"Important" and "significant" are extremely close in meaning, but I think you are right that "important" is less formal than "significant". I haven't done the research, but I think we'd find that "important" is an older word in English than "significant", and that is the reason for the difference. If I had to bet, "important" entered the language around 1066, and "significant" came along during the renaissance.
Modern English was formed from the conquest of Germanic language speakers by Norman French speakers, with later overlays of educated people using Latin and Modern French words. Therefore the social pattern is that the newer the word, the higher its status; naturally this is mostly unconscious, but speakers attempting to establish high status will tend to use words of Romance origin.
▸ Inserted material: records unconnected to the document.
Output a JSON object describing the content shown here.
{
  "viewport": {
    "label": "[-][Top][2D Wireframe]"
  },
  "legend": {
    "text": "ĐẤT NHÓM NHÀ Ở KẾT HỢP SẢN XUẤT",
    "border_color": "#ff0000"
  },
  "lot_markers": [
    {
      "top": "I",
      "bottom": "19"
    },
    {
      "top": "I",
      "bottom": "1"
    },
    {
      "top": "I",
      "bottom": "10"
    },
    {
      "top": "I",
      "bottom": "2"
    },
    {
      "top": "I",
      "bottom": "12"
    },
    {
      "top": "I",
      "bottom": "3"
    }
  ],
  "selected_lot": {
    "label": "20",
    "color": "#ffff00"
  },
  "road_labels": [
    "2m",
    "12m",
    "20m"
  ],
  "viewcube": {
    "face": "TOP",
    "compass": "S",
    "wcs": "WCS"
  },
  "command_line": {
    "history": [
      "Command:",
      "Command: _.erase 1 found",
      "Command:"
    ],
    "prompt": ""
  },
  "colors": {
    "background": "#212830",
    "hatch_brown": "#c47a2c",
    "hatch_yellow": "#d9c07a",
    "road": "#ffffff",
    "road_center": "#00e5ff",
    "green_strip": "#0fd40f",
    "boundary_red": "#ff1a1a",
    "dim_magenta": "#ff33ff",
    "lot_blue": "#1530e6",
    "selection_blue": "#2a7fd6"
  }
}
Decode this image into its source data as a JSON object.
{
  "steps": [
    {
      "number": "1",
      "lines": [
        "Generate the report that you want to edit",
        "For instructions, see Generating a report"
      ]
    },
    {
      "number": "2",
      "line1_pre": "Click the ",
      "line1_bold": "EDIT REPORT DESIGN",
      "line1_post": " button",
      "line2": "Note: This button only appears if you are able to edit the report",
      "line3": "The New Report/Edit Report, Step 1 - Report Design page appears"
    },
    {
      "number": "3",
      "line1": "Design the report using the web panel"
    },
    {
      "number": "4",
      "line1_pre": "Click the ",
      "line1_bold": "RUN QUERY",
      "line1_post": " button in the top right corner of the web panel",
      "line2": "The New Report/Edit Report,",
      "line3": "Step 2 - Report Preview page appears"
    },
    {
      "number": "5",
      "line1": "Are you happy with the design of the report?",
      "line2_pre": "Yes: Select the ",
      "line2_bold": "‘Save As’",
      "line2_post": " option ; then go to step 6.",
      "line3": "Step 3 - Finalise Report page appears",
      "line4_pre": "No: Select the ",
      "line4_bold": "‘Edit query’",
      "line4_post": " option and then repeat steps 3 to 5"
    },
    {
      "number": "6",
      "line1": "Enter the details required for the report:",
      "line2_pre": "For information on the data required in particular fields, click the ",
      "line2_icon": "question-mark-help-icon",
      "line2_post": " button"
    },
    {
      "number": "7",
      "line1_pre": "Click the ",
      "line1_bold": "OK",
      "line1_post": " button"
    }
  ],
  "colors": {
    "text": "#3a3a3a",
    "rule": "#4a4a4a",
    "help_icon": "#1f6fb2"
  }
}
Note that this trend it not limited to Germanic vs Romance words, or to specific historical periods. A modern example might be the status progression in "teacher/instructor/guru".